“A boss wants you to accept and recognize people’s differences, relish their perspectives, and establish a ‘village’ where people feel valued, and trusted,” says Dr. Susan Smith Kuczmarski, co-founder of Kuczmarski Innovation and the author of Lifting People Up: The Power of Recognition (Book Ends Publishing, 2018). She recommends:

  • Listening deeply.
  • Using lots of specific and enthusiastic praise.
  • Reaching out to another person.
  • Beginning a legacy of giving and service.
  • Treating others with kindness.

Communication is critical, agrees, Katie Horgan, co-founder and VP of business development with Giving Assistant. Not only with colleagues but also, importantly, with the boss. “The single best advice I can give to an employee is to anticipate the needs of your manager,” she says. “Communicate your plan and deliverables—your boss is not a mind reader. Then, deliver the work before the manager has time to ask for it.” Doing this, she says, illustrates to managers that you are proactive and that you take ownership; it builds trust. “Personally, I would much rather have a worker who is incredibly reliable than a ‘rockstar’ who I have to constantly chase because they never deliver on their promises.”

Also read: 6 Ways to Bounce Back After a Major Workplace Mistake

Your Boss Wants You to Be Willing to Say “I Don’t Know”

“One of the secret weapons of satisfying your boss is being proactive in communicating what you don’t know or understand,” says Rick Snyder, CEO of Invisible Edge™.  “So often, we think that we need to be experts in our field or craft, and that asking for help or not knowing something is a weakness,” he says. “What leadership actually respects are staff who are willing to be transparent and forthright with what they know and what they don’t.” They respect those who actively seek solutions.
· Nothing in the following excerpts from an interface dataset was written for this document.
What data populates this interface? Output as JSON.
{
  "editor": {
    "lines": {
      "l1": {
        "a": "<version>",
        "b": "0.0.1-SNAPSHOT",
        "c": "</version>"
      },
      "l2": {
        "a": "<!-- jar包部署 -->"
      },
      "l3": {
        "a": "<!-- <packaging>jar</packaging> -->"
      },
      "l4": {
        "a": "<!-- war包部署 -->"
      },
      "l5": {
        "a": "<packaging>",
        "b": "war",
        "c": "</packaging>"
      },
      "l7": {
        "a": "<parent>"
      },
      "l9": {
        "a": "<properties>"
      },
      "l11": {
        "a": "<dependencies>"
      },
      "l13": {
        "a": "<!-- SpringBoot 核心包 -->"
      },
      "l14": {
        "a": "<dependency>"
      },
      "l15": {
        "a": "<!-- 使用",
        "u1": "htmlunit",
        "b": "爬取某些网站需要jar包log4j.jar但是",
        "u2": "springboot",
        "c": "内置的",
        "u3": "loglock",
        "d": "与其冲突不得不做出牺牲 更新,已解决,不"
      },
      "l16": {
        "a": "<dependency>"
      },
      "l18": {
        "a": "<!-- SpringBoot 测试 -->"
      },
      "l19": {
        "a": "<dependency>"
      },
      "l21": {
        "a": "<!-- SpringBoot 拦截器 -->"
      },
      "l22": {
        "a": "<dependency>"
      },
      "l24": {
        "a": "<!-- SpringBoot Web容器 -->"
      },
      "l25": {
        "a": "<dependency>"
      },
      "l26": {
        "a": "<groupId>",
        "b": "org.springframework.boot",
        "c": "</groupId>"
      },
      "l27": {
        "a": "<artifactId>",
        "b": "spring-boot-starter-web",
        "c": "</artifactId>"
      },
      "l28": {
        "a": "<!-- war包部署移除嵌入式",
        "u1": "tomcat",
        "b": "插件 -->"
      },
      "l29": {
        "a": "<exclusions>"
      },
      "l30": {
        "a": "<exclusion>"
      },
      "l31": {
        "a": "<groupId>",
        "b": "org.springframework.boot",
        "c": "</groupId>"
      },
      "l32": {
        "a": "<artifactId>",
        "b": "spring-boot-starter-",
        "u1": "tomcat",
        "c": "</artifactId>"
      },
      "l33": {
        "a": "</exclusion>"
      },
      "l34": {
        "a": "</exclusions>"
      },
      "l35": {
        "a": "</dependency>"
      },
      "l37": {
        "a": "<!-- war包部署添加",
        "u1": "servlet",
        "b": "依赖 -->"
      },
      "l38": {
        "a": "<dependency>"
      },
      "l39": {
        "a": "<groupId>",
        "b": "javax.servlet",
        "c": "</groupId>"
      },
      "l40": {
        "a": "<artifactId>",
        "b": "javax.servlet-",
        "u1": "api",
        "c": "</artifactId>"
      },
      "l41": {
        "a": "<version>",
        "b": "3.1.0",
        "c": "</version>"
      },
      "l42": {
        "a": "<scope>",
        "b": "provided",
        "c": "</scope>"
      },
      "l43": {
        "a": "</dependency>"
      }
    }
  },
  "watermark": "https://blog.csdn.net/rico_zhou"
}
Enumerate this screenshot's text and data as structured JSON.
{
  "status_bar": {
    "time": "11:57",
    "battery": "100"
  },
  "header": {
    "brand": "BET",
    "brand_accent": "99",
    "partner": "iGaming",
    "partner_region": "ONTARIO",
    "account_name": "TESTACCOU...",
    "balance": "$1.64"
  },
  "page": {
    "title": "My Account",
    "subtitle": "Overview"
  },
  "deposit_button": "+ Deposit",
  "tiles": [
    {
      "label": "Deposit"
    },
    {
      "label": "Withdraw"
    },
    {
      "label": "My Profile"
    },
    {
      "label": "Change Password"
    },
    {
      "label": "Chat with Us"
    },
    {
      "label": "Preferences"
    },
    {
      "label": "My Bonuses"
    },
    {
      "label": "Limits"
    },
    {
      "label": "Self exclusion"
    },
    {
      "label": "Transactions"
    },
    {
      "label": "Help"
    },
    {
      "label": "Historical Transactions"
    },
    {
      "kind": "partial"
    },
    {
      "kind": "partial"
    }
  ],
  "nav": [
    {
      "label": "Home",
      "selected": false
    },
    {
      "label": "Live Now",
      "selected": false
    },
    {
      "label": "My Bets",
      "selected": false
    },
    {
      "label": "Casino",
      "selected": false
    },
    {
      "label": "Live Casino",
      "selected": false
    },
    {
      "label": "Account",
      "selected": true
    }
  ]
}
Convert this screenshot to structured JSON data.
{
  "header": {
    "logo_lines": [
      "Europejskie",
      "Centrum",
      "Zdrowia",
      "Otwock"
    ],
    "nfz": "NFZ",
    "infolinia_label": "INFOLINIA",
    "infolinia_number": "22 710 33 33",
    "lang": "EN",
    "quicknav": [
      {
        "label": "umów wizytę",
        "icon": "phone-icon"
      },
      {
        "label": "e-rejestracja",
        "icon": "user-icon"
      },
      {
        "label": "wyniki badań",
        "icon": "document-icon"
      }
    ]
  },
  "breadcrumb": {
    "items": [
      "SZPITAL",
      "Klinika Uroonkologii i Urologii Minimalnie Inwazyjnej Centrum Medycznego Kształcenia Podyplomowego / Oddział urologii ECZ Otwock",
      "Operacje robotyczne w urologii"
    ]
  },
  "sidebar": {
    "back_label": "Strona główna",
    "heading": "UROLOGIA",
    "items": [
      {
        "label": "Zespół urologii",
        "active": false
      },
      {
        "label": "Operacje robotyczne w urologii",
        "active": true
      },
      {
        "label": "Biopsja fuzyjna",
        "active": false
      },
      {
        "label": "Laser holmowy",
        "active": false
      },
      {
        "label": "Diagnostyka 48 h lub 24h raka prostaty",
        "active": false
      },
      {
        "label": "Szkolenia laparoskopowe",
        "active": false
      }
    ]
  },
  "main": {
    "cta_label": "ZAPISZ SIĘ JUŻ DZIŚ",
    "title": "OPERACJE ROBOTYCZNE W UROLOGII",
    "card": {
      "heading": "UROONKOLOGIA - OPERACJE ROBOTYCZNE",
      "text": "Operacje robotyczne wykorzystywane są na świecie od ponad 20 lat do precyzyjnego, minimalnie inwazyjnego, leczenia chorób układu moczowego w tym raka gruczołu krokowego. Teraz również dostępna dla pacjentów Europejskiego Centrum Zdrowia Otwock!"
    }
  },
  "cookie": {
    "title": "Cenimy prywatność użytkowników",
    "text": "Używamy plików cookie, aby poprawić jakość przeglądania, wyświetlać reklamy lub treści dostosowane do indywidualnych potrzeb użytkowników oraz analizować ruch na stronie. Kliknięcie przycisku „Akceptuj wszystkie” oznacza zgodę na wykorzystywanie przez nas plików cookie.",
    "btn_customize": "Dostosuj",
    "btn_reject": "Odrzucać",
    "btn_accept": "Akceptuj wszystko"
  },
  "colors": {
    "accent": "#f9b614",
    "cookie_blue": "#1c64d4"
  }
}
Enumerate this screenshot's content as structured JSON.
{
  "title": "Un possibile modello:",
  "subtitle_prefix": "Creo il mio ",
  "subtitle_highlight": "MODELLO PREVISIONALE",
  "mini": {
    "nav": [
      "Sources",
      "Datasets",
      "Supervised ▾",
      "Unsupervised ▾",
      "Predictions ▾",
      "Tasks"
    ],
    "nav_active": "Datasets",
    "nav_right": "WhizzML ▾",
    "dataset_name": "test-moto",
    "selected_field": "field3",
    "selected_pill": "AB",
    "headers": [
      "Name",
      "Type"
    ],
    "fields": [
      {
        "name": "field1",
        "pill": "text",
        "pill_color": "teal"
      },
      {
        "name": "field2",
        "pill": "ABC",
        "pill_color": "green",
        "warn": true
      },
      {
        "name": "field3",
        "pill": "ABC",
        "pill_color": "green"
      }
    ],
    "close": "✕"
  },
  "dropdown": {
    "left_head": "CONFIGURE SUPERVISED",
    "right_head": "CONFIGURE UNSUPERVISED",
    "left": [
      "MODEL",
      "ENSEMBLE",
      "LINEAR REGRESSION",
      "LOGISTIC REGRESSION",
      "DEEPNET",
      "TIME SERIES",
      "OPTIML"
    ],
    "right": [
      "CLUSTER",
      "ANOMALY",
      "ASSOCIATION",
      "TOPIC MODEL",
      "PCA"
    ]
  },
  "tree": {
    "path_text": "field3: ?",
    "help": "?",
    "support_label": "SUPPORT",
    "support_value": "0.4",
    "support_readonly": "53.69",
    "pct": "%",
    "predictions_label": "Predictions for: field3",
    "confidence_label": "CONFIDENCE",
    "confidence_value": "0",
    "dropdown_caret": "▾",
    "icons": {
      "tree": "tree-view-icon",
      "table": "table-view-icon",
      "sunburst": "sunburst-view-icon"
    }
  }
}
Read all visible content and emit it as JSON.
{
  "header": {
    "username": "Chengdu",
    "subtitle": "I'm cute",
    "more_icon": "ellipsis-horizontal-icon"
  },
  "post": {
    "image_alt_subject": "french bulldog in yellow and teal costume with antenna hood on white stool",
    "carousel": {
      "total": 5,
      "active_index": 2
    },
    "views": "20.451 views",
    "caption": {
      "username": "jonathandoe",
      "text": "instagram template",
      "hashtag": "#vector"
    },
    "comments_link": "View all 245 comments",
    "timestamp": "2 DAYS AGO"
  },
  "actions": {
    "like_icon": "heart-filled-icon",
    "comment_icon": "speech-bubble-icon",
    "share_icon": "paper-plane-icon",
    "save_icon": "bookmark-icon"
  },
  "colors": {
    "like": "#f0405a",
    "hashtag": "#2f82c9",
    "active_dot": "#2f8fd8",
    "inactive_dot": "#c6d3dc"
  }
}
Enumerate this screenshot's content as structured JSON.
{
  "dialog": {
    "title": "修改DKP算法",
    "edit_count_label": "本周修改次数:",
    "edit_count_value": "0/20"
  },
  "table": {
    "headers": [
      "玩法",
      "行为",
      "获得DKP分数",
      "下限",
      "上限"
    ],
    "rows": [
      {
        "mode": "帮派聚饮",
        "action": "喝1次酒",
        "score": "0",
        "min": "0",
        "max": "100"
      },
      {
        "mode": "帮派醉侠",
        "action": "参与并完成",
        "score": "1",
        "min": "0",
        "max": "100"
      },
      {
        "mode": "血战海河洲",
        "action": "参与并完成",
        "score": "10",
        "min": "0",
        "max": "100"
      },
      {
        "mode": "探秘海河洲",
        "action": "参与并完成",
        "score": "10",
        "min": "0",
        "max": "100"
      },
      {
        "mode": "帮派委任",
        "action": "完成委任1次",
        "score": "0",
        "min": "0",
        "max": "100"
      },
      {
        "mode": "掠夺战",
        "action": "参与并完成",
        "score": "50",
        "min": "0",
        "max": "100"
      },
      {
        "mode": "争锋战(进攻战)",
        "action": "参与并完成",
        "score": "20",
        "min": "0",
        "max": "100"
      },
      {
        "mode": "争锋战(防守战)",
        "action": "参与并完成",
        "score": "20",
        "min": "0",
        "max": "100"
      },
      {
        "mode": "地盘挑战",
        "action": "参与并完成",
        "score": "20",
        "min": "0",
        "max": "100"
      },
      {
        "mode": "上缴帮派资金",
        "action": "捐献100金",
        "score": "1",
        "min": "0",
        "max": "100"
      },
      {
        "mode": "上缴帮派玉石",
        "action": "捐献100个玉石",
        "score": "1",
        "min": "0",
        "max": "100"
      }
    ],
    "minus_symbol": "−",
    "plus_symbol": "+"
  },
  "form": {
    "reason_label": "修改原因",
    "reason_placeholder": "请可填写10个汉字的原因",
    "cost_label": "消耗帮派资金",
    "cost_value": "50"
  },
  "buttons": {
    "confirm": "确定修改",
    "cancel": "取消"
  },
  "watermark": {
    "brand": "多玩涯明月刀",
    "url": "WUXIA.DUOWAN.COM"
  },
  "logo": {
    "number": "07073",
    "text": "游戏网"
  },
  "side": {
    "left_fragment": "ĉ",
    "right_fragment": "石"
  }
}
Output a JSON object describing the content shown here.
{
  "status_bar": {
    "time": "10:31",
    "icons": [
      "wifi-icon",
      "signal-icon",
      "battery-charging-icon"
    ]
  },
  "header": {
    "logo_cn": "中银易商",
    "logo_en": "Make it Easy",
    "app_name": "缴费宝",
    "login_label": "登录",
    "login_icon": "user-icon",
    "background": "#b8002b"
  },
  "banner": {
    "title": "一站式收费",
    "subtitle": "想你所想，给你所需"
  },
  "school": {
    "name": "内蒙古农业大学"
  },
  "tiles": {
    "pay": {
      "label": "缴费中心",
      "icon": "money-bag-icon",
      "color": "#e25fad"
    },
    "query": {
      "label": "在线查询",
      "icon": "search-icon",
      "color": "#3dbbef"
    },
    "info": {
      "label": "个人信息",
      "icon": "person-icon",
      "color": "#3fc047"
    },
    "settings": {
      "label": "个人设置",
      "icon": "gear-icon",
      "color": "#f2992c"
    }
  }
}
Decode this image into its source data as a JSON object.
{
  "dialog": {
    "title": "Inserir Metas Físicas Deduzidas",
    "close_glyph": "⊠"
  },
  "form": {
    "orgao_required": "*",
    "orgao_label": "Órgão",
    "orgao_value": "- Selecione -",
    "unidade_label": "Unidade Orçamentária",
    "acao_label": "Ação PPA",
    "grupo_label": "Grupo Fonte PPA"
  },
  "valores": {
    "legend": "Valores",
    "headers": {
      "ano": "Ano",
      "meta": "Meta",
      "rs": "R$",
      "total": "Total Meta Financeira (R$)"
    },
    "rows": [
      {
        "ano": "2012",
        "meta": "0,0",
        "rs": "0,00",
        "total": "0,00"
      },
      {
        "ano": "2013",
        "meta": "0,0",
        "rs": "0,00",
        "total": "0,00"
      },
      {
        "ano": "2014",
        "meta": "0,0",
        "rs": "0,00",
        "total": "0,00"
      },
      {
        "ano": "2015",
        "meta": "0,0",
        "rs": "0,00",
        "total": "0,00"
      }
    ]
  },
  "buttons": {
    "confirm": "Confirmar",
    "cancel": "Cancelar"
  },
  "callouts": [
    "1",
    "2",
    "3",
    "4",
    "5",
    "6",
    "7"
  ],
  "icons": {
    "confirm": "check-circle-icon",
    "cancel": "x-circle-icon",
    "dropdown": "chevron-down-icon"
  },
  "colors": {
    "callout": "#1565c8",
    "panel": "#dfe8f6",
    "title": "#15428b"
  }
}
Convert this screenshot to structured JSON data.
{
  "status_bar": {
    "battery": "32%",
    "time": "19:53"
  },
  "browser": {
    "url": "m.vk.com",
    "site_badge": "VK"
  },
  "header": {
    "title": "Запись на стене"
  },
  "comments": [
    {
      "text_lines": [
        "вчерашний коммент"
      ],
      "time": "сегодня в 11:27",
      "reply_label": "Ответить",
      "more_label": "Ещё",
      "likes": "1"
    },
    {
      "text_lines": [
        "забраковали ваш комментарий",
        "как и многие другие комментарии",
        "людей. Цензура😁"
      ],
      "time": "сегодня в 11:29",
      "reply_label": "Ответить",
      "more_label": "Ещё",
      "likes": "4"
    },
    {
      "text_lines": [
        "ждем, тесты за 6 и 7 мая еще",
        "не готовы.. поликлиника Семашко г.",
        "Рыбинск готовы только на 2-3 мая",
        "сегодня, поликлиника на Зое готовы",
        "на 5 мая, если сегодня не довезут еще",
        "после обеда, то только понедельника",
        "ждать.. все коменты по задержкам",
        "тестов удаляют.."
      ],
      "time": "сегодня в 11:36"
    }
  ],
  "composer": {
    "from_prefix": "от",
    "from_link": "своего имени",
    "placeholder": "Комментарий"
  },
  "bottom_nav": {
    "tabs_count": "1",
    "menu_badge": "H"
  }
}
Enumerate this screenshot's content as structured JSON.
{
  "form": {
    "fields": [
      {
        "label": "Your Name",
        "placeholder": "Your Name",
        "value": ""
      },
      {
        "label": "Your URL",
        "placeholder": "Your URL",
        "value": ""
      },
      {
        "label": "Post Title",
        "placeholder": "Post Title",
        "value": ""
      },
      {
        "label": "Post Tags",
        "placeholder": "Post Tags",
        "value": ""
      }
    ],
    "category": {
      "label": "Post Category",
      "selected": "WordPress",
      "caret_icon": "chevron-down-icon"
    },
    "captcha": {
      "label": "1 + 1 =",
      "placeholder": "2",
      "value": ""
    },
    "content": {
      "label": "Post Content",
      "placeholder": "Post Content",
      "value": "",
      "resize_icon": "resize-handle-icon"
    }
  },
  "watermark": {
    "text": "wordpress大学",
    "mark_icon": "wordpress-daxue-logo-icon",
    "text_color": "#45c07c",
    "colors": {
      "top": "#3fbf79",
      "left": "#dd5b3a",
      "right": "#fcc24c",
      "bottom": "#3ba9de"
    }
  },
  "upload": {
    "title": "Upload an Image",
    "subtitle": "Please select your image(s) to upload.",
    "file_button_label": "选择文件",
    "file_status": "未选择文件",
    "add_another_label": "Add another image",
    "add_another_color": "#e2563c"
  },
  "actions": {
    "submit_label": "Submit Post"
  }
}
“Taking full ownership of your shortcomings and what you don’t know is counterintuitively one of the fastest paths toward advancement,” Snyder says.

Your Boss Wants You to Make Him/Her Look Good

“The best employees make their bosses look good and make their work lives easier,” says Wendy Silver, founder of Beyond the Workplace, LLC. What does this look like? She gives an example: “When your boss asks for some information you not only provide the conclusions but include the links and data to support your position that they, in turn, can use if needed. It also means raising your hand to take on a task that you know needs to be done and can get done quickly. Bosses want team players who they can trust to get things done, and done well, without having to worry or check every detail—even if they do.”

While all of this advice is sound, Dr. Jeff Hester, a speaker and coach, points out that: “Asking what will resonate well with a leader or a manager is a lot like asking what kind of meal your dinner guests would enjoy. There is no one right answer and guessing can lead to disaster.”

His advice: “If you want to better understand what your boss is looking for in a good employee, get proactive about finding out.” There are a variety of ways to do that, he says. One important first step? Ask! “Walk in and say, ‘I want to be certain that I understand what you need from me and would like your feedback on how I can improve’,” Hester recommends. “Be sincere about the question, listen to what your boss has to say, ask for clarification as needed, and then put what you learn into practice.”

Looking for More Advice on Workplace Relationships?

Check out our Organizational Culture-Focused Articles.

About the Author

Lin Grensing-Pophal is a freelance business journalist and content marketer with a wide range of writing credits for various business and trade publications. In addition to freelance writing for trade journals and publications, Grensing-Pophal does content marketing for Fortune 500 companies, small businesses and individuals on a wide range of subjects, from human resource management and employee relations, to marketing, technology, healthcare industry trends and more.